There was no pardon for the home side in the 25th minute. Toby Alderweireld exposed flat-footedness in their defence by dropping a long pass over them from deep inside his own half, Fuchs failing to cut it out and Benalouane undermining his team’s offside scheme. Son took advantage, scampering on to the ball before playing a square pass to Kane, who converted from close range. “He’s just a shit Jamie Vardy,” chanted the Spurs fans with cheery sarcasm.
Spurs players began to run amok. They increased their lead in the 35th minute with a sumptuous goal, an intricate move culminating with Alli scooping the ball over the heads of Leicester’s bewildered defenders before Son swept a volley into the net from 10 yards.
Spurs had torn open a huge class divide between the sides. Shakespeare had to find a way to stop the bleeding, at least. He introduced Islam Slimani for Shinji Okazaki at half-time and Leicester made a strong start to the second period. In the 59th minute their revolt gathered momentum when Ben Chilwell scored with impressive composure. Lloris had rushed out of his box to intercept a pass to Vardy but Leicester kept possession and when the ball was played to Chilwell, the 20-year-old sidestepped a defender and stroked it into the net from 12 yards despite Dier’s attempt to clear off the line.
Belief in a comeback lasted four minutes. That is how long it took Spurs to re-establish their superiority. Alderweireld cantered down the right and floated a cross from the right to the back post, where Victor Wanyama headed it back across to Kane, who nodded in. Eight minutes later Son struck again, ridiculing Wilfrid Ndidi at the edge of the box before sweeping a low shot into the net.
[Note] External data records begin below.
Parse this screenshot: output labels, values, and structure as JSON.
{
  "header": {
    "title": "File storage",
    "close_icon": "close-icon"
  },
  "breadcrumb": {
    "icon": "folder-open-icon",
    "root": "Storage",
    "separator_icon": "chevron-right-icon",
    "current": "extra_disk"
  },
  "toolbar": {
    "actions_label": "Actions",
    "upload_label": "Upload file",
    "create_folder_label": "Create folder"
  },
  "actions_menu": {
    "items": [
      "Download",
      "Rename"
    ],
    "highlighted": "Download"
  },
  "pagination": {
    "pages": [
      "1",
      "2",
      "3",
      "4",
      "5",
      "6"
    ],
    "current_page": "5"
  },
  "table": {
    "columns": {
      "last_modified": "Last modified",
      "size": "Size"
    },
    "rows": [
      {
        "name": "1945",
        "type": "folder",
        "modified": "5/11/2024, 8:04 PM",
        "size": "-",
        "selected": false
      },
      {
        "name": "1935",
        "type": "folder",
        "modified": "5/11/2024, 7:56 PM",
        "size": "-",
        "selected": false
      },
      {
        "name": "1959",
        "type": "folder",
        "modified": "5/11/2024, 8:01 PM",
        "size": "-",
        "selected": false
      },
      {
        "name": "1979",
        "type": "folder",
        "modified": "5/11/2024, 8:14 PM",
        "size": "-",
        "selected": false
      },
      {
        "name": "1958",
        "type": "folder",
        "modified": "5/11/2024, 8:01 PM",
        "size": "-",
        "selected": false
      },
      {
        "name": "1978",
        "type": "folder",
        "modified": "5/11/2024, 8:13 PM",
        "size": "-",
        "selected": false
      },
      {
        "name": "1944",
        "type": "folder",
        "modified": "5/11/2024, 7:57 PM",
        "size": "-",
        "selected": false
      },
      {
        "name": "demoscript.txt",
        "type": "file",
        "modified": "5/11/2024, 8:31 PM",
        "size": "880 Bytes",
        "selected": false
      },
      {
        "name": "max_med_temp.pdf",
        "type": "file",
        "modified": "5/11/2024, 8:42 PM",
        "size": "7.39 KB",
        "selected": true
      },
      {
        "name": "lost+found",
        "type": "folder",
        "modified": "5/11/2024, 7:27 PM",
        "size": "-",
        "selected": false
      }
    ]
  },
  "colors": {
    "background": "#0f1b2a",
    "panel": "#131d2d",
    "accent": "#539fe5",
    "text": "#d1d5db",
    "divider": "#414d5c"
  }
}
The uprising had been quashed with imperious style.
Kane completed his hat-trick two minutes from time, rifling a low shot into the net from 20 yards and then added his fourth at the death.